The Country of the Pointed Firs (1896)

Sarah Orne Jewett ed. Alison Easton (London, 1995)

Sarah Orne Jewett, The Country of the Pointed FirsRecommended by Jimmy Packham

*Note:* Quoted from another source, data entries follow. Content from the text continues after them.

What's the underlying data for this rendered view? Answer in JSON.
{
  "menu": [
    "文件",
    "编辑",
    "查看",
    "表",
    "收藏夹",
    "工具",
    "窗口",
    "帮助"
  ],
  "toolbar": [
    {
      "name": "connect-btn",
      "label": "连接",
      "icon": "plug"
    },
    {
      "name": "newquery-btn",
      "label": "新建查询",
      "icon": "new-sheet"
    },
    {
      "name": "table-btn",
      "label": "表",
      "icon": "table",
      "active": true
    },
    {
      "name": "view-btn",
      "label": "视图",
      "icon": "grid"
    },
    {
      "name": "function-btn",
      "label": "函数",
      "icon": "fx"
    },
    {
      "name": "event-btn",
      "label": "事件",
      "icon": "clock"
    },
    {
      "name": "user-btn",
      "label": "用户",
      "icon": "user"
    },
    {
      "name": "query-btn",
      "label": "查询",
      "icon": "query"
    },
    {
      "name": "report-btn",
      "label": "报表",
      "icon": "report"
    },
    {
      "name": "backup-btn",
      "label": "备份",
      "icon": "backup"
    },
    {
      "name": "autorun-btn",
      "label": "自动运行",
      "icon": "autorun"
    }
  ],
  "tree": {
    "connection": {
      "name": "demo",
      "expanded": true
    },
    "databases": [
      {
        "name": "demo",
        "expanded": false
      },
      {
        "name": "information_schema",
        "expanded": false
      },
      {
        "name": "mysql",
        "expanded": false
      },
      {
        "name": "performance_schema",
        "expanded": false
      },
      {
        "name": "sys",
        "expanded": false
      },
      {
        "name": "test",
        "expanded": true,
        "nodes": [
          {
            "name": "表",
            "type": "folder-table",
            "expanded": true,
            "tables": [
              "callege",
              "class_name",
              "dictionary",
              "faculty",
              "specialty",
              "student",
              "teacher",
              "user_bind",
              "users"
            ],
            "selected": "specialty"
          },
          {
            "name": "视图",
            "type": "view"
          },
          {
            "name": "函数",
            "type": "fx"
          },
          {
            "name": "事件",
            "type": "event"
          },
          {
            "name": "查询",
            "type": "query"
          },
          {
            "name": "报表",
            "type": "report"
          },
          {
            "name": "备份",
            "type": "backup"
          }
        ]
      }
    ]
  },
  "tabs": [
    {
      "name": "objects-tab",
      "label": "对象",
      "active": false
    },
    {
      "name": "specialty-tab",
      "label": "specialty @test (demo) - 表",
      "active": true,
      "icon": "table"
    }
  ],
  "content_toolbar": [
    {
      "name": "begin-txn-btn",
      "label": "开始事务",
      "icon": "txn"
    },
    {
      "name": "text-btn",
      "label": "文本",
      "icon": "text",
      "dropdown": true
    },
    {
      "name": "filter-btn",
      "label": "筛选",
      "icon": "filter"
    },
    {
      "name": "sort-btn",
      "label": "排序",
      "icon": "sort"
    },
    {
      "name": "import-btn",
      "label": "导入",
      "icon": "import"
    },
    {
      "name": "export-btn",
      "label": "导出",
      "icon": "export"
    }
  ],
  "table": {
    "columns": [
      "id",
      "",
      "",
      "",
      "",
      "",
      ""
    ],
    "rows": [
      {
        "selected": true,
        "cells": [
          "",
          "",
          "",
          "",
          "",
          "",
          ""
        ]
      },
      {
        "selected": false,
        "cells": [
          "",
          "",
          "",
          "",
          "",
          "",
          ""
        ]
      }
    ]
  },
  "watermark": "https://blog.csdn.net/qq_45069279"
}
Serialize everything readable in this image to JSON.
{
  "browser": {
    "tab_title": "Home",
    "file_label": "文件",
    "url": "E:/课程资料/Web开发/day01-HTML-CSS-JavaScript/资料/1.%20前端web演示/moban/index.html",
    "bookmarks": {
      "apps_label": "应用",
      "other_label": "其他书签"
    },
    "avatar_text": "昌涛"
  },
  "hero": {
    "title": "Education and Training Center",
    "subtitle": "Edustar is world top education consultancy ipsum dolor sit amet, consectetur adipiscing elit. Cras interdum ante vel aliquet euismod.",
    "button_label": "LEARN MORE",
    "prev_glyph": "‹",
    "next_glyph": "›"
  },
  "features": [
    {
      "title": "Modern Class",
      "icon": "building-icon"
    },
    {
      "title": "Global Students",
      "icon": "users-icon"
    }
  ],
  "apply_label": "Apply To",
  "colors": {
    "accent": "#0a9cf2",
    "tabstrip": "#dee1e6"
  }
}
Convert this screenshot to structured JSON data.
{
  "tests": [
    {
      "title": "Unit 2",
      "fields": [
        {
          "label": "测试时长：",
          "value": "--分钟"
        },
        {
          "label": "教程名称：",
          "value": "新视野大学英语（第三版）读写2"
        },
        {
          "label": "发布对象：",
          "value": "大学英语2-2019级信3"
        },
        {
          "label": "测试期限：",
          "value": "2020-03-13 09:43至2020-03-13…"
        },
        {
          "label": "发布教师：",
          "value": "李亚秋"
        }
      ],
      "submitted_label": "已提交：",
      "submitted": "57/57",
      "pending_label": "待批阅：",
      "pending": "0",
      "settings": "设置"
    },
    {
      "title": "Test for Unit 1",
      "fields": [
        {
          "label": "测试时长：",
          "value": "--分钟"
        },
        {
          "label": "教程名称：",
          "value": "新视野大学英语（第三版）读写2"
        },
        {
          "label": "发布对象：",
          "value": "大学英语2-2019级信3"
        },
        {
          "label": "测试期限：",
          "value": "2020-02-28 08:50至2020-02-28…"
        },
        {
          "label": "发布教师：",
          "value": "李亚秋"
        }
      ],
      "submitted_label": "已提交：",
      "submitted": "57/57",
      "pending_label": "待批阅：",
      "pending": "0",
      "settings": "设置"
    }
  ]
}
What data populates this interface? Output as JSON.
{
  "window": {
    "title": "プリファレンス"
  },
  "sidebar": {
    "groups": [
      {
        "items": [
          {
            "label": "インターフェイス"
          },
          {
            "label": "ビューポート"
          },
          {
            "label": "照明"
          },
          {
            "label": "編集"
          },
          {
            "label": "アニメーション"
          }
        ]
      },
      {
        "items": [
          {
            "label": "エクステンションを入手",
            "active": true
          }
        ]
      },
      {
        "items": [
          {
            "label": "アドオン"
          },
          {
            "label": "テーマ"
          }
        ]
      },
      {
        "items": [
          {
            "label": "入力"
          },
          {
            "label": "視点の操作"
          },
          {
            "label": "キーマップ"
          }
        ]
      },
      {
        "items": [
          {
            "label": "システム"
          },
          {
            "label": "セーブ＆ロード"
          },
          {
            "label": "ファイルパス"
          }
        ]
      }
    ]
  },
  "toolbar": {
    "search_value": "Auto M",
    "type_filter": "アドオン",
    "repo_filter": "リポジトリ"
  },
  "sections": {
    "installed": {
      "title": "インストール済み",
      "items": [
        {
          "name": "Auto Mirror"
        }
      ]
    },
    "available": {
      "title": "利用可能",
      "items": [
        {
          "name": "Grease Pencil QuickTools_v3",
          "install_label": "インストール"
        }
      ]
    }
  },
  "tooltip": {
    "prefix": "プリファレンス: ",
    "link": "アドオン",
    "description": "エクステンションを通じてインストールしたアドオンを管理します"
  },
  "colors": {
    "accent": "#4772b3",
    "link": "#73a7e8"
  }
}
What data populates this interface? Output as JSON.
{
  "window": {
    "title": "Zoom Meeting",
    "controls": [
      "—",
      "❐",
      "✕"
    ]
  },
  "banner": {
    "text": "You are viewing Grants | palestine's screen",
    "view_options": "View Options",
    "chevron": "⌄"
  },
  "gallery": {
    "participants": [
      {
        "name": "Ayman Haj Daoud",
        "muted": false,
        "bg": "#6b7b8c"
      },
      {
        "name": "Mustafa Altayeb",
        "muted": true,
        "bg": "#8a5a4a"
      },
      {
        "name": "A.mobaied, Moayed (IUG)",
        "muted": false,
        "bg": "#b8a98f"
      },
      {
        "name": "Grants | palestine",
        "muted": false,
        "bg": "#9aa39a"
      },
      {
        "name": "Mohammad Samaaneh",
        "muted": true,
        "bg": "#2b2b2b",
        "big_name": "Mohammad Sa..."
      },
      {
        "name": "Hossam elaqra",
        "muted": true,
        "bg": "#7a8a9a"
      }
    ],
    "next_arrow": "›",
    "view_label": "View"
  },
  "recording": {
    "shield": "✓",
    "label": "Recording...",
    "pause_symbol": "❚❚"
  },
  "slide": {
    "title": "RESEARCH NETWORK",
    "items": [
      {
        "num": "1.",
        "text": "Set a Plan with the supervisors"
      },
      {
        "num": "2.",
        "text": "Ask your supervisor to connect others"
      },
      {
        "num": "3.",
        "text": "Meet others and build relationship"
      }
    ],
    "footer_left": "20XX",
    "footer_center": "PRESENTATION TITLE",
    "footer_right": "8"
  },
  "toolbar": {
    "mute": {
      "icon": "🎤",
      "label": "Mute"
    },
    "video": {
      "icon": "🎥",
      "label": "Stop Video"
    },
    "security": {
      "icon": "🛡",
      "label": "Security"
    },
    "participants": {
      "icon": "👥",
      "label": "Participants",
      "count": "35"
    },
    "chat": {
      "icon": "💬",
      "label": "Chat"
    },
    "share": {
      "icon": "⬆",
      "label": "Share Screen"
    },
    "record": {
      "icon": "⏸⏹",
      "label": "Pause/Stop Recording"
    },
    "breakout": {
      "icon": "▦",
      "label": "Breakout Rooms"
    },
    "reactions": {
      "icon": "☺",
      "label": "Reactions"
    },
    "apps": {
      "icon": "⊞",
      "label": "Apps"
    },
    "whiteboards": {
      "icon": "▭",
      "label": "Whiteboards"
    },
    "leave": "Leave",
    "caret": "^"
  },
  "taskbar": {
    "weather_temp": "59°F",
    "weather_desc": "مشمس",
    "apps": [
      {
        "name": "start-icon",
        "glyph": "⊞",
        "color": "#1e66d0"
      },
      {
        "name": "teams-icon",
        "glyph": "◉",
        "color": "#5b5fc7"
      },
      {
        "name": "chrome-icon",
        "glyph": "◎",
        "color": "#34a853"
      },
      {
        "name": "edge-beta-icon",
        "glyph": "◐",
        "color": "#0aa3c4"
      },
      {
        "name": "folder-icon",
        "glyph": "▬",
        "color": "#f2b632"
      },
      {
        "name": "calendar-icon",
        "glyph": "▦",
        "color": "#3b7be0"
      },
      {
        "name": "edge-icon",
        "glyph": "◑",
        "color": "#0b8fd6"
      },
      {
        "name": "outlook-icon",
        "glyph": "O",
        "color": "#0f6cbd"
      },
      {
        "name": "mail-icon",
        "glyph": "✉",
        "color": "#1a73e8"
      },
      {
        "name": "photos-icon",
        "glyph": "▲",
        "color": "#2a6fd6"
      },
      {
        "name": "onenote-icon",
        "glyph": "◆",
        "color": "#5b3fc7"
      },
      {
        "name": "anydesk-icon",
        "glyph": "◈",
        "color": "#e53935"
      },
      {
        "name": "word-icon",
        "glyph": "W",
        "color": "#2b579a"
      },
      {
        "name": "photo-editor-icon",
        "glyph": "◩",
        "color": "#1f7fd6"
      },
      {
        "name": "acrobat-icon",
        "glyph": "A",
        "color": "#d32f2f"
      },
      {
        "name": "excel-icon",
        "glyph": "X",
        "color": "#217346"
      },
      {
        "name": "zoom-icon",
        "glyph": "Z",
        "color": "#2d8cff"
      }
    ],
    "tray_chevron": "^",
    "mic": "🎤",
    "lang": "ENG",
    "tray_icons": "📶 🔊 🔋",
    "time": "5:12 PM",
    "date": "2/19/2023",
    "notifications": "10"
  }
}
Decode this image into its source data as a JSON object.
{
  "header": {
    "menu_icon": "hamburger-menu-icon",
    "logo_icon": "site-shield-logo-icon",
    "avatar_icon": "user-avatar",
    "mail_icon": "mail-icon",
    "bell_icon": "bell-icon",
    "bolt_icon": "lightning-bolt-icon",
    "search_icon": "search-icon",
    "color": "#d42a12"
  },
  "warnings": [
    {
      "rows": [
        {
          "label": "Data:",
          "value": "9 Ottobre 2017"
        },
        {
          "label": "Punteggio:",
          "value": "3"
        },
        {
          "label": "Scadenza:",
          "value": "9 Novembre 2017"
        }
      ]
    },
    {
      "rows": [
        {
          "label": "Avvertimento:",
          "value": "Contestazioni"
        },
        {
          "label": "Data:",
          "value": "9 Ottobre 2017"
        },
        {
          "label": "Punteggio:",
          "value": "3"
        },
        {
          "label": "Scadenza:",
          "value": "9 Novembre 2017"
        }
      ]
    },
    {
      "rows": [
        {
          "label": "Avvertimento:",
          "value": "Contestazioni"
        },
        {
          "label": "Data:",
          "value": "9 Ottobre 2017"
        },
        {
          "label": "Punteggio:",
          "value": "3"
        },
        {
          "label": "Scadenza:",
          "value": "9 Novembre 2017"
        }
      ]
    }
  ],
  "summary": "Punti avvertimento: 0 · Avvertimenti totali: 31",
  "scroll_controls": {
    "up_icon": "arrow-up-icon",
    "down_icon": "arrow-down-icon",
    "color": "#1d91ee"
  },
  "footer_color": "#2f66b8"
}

Poised on the very edge of the land, the quiet and dilapidated coastal village of Dunnet Landing, Maine and its surrounding geography is the real protagonist at the heart of Sarah Orne Jewett’s collection of sketches – a masterpiece of what has been called “local colour writing”, so-called for the genre’s unassuming but perceptive attention to a very particular locale. I love these brief sketches for the portraits they paint of eccentric townsfolk, the goings-on of their small, out-of-the-way community, the unshowy but knowledgeable relationship between humans and the natural world (such as the tales’ herb woman, Almira Todd); at times, these tales teeter on the allegorical or the mythic, and celebrate the power of storytelling, especially female storytelling, in keeping a community and its histories alive. But we make a mistake, I think, in taking these romantic, nostalgic sketches of a town seemingly out-of-kilter with the chaos and energy of the modern world wholly at face value. There are darker and more radical undercurrents eddying in these waters. The legacy of New England’s profound gothic tradition impinges on Jewett’s world, in the witch-like figure of Almira Todd, for instance. The relationship between women and the landscape looks ahead to the more overtly queer landscape writing of another writer of the US’s eastern seaboard, the poet H.D; and the intertwining here of the paean to a fast-passing way of life and the cosmic resonance of this observation finds its successor in a poem like Elizabeth Bishop’s ‘At the Fishhouses’.